- WHAT YOU NEED TO DO -
With "FOTO" as the search word, show every line of the material that has it.

● ● ● ● ●

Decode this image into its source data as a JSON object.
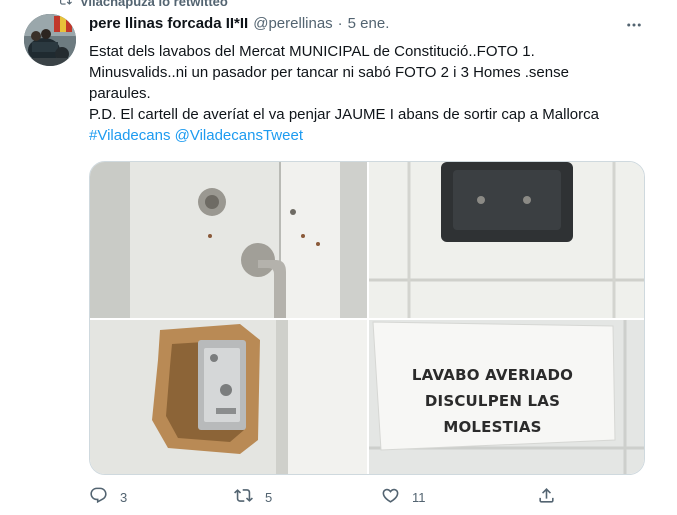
{
  "retweet_context": "Vilachapuza lo retwitteó",
  "tweet": {
    "author_name": "pere llinas forcada II*II",
    "handle": "@perellinas",
    "date": "5 ene.",
    "text_lines": [
      "Estat dels lavabos del Mercat MUNICIPAL de Constitució..FOTO 1.",
      "Minusvalids..ni un pasador per tancar ni sabó FOTO 2 i 3 Homes .sense",
      "paraules.",
      "P.D. El cartell de averíat el va penjar JAUME I abans de sortir cap a Mallorca"
    ],
    "hashtags": [
      "#Viladecans",
      "@ViladecansTweet"
    ],
    "sign_lines": [
      "LAVABO AVERIADO",
      "DISCULPEN LAS",
      "MOLESTIAS"
    ],
    "reply_count": "3",
    "retweet_count": "5",
    "like_count": "11"
  },
  "icons": {
    "retweet_context": "retweet-icon",
    "more": "more-icon",
    "reply": "reply-icon",
    "retweet": "retweet-icon",
    "like": "heart-icon",
    "share": "share-icon"
  },
  "colors": {
    "link": "#1d9bf0",
    "secondary_text": "#536471",
    "primary_text": "#0f1419"
  }
}
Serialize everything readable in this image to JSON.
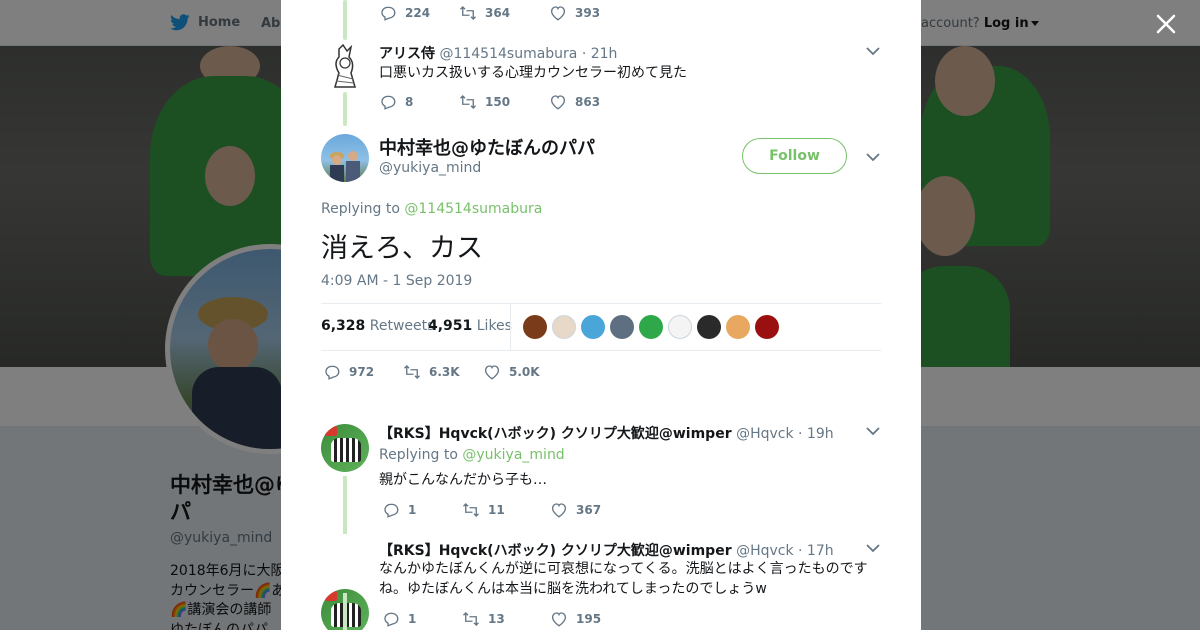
{
  "topbar": {
    "home_label": "Home",
    "about_label": "Abo",
    "account_prompt": "account?",
    "login_label": "Log in"
  },
  "profile": {
    "name": "中村幸也@ゆ\nパ",
    "handle": "@yukiya_mind",
    "bio_lines": [
      "2018年6月に大阪",
      "カウンセラー🌈あ",
      "🌈講演会の講師",
      "ゆたぼんのパパ"
    ]
  },
  "parent_tweet_actions": {
    "replies": "224",
    "retweets": "364",
    "likes": "393"
  },
  "parent_tweet": {
    "name": "アリス侍",
    "handle": "@114514sumabura",
    "time": "· 21h",
    "text": "口悪いカス扱いする心理カウンセラー初めて見た",
    "replies": "8",
    "retweets": "150",
    "likes": "863"
  },
  "main_tweet": {
    "name": "中村幸也@ゆたぼんのパパ",
    "handle": "@yukiya_mind",
    "follow_label": "Follow",
    "replying_prefix": "Replying to",
    "replying_to": "@114514sumabura",
    "text": "消えろ、カス",
    "timestamp": "4:09 AM - 1 Sep 2019",
    "retweets_count": "6,328",
    "retweets_label": "Retweets",
    "likes_count": "4,951",
    "likes_label": "Likes",
    "replies": "972",
    "retweets_short": "6.3K",
    "likes_short": "5.0K"
  },
  "replies": [
    {
      "name": "【RKS】Hqvck(ハボック) クソリプ大歓迎@wimper",
      "handle": "@Hqvck",
      "time": "· 19h",
      "replying_prefix": "Replying to",
      "replying_to": "@yukiya_mind",
      "text": "親がこんなんだから子も…",
      "replies": "1",
      "retweets": "11",
      "likes": "367"
    },
    {
      "name": "【RKS】Hqvck(ハボック) クソリプ大歓迎@wimper",
      "handle": "@Hqvck",
      "time": "· 17h",
      "text_lines": [
        "なんかゆたぼんくんが逆に可哀想になってくる。洗脳とはよく言ったものです",
        "ね。ゆたぼんくんは本当に脳を洗われてしまったのでしょうw"
      ],
      "replies": "1",
      "retweets": "13",
      "likes": "195"
    }
  ],
  "liker_colors": [
    "#7a3b1a",
    "#e8d8c8",
    "#4aa6d8",
    "#5d6f80",
    "#2fa84a",
    "#f4f4f4",
    "#2a2a2a",
    "#e8a860",
    "#9a1010"
  ],
  "colors": {
    "accent": "#78c16a",
    "secondary_text": "#657786"
  }
}
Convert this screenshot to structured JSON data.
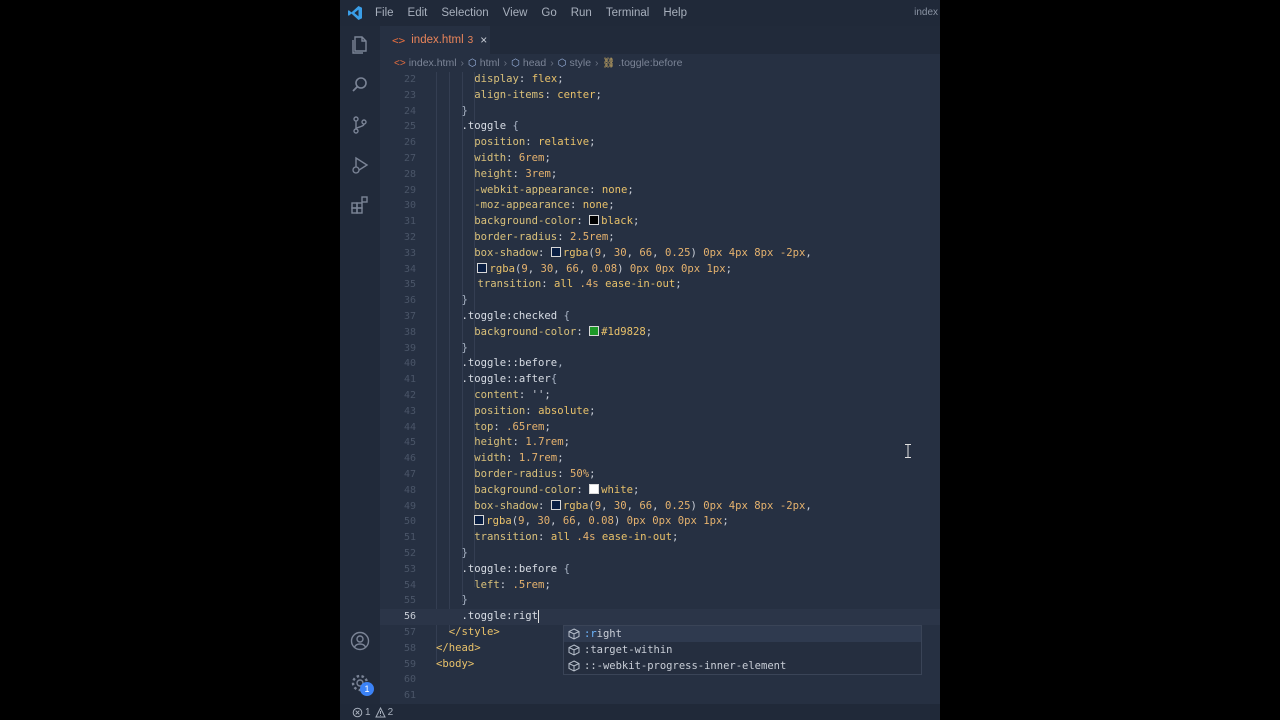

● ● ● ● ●

- ANSWER SPACE -
      "Estat dels lavabos del Mercat MUNICIPAL de Constitució..FOTO 1.",
      "Minusvalids..ni un pasador per tancar ni sabó FOTO 2 i 3 Homes .sense",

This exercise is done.